Action item — The line count for "Julia" is all that is needed: say how many lines in the listing below contain it.

The input —
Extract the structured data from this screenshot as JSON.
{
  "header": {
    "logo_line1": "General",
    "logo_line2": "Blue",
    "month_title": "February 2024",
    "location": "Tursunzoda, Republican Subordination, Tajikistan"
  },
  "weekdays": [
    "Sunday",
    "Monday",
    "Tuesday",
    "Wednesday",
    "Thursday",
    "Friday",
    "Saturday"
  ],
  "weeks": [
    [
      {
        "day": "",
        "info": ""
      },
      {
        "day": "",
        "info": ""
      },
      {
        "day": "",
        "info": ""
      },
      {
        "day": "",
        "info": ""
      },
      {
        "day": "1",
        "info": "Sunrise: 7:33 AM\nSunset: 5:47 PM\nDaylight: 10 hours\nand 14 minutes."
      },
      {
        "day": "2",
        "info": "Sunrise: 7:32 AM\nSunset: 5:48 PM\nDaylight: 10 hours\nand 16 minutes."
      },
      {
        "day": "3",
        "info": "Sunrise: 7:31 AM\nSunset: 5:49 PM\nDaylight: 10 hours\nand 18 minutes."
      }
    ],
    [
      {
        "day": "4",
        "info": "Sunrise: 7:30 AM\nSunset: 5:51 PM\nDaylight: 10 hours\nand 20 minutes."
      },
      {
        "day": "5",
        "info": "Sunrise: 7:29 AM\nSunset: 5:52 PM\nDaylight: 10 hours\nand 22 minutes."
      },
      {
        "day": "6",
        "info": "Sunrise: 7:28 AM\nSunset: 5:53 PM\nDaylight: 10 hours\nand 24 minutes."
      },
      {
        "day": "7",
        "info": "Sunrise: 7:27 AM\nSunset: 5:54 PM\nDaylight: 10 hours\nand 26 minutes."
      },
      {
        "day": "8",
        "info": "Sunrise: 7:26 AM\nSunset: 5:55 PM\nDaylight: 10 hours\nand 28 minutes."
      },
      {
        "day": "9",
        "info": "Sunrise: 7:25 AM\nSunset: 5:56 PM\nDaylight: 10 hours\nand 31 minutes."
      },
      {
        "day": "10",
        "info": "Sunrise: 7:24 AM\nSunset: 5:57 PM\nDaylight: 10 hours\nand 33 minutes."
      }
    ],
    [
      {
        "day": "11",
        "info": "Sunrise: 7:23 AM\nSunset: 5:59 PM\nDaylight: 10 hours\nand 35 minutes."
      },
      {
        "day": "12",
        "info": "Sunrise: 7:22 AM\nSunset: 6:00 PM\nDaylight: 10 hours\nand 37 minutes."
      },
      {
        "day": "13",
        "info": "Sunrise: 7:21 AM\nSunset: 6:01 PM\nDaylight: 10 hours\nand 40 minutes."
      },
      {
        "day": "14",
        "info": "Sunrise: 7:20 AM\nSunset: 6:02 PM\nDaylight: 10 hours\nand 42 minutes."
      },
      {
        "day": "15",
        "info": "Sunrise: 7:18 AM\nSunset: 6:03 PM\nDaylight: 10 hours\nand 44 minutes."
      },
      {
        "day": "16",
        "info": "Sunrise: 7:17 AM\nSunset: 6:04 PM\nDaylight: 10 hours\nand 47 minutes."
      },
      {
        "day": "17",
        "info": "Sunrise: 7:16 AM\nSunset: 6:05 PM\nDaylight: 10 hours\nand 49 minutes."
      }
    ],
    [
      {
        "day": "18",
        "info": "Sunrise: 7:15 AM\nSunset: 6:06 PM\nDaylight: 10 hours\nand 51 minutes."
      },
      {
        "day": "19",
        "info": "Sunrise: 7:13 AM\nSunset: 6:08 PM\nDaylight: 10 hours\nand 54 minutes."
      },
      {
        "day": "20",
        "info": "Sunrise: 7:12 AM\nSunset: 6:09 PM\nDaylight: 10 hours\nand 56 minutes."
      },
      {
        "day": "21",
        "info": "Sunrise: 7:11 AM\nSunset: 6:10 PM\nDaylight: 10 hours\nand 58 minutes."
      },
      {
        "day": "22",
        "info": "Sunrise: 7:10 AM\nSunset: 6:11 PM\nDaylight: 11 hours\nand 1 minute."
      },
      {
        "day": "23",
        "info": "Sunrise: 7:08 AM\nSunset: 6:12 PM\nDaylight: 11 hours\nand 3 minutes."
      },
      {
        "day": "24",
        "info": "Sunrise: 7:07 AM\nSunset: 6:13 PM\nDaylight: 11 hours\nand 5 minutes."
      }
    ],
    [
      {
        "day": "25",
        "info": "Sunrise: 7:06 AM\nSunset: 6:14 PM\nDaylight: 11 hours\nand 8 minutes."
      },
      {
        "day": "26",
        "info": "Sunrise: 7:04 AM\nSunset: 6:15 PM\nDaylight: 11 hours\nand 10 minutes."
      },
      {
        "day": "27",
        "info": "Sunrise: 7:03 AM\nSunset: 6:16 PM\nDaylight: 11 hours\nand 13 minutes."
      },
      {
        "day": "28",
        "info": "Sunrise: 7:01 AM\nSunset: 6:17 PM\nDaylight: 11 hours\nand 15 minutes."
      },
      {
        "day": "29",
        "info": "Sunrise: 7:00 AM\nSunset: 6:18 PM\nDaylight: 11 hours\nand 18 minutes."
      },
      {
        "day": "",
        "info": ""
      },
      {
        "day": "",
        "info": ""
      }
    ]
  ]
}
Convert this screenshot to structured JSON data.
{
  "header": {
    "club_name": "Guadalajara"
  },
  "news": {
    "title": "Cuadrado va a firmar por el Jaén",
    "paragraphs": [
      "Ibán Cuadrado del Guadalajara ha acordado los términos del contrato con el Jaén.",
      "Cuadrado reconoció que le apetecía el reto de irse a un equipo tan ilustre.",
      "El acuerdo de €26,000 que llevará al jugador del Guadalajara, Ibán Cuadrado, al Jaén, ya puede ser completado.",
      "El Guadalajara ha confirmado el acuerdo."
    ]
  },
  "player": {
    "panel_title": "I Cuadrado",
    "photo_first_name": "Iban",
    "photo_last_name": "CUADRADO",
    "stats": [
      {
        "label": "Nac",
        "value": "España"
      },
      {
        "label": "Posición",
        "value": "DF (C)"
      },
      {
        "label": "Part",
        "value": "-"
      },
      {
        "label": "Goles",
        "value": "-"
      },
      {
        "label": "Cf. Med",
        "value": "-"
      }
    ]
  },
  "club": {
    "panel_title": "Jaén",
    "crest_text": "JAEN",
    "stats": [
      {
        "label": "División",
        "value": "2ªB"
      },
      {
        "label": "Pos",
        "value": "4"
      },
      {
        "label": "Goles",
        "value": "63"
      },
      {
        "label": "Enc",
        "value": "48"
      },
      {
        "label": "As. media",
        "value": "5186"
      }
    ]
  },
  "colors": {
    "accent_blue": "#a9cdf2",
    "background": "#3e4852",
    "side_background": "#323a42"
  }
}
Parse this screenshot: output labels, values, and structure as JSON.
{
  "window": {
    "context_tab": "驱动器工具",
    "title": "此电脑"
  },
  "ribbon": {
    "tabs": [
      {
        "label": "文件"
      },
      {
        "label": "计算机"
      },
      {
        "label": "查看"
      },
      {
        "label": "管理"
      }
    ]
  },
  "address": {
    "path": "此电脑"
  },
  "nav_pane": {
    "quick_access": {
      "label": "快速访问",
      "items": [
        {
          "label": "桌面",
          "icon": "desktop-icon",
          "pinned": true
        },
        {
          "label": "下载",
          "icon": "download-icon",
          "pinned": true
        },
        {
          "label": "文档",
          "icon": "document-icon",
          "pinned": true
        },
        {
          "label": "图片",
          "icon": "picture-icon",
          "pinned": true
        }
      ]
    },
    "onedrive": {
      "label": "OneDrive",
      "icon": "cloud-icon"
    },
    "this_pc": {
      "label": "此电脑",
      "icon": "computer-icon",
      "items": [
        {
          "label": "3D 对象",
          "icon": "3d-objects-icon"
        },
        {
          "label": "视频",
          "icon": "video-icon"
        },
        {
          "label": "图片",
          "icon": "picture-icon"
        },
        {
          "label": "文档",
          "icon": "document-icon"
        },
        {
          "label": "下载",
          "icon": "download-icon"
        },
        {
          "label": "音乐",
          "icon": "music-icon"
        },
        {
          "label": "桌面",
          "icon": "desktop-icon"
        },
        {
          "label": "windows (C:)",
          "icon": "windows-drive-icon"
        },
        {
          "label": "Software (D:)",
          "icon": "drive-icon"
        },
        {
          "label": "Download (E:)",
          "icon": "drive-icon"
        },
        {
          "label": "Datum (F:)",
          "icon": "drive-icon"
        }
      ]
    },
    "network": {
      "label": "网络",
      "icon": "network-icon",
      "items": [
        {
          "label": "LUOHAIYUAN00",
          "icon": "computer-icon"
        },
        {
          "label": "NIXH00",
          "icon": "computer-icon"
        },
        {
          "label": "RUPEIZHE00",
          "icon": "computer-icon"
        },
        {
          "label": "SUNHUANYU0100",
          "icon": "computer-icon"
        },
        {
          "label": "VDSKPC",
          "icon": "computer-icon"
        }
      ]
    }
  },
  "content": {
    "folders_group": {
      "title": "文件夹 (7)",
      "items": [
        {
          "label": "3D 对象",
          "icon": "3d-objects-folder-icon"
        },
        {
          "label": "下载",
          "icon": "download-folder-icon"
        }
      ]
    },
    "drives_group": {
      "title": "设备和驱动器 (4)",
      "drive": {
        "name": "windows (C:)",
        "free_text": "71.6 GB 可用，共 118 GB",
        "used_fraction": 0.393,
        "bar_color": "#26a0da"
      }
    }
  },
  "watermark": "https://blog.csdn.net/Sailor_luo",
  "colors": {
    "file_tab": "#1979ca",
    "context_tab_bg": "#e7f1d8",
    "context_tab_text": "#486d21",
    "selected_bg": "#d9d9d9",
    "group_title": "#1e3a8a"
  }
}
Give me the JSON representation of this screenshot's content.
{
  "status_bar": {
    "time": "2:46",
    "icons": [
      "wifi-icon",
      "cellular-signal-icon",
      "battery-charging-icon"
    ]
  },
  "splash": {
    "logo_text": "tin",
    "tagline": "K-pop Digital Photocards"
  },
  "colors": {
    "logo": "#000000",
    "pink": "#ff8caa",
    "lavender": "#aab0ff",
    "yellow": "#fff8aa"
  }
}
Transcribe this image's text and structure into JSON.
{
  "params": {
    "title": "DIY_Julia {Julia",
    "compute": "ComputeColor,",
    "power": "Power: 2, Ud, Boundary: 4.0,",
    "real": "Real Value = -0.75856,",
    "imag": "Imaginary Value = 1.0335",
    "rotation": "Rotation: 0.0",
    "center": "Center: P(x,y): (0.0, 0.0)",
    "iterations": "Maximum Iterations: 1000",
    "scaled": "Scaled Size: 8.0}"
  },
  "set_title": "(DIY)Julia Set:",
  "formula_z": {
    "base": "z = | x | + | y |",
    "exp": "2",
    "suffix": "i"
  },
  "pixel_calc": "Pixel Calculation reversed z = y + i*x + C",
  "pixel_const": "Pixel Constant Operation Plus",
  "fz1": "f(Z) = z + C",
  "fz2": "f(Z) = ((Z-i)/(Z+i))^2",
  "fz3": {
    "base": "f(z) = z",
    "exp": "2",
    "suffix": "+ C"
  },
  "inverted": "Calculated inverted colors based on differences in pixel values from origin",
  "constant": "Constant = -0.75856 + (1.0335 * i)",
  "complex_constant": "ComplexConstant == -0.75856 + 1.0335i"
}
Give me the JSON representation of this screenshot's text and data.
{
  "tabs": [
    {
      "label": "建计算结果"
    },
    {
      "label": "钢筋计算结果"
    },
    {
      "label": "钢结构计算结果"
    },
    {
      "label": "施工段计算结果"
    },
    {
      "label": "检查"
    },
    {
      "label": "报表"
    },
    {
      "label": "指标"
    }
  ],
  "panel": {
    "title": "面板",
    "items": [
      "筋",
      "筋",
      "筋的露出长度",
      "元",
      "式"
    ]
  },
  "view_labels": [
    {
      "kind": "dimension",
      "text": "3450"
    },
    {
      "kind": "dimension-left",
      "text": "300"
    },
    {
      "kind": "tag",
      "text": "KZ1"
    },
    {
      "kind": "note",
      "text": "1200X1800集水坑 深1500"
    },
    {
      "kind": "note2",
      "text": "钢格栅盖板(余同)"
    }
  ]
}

Result — 2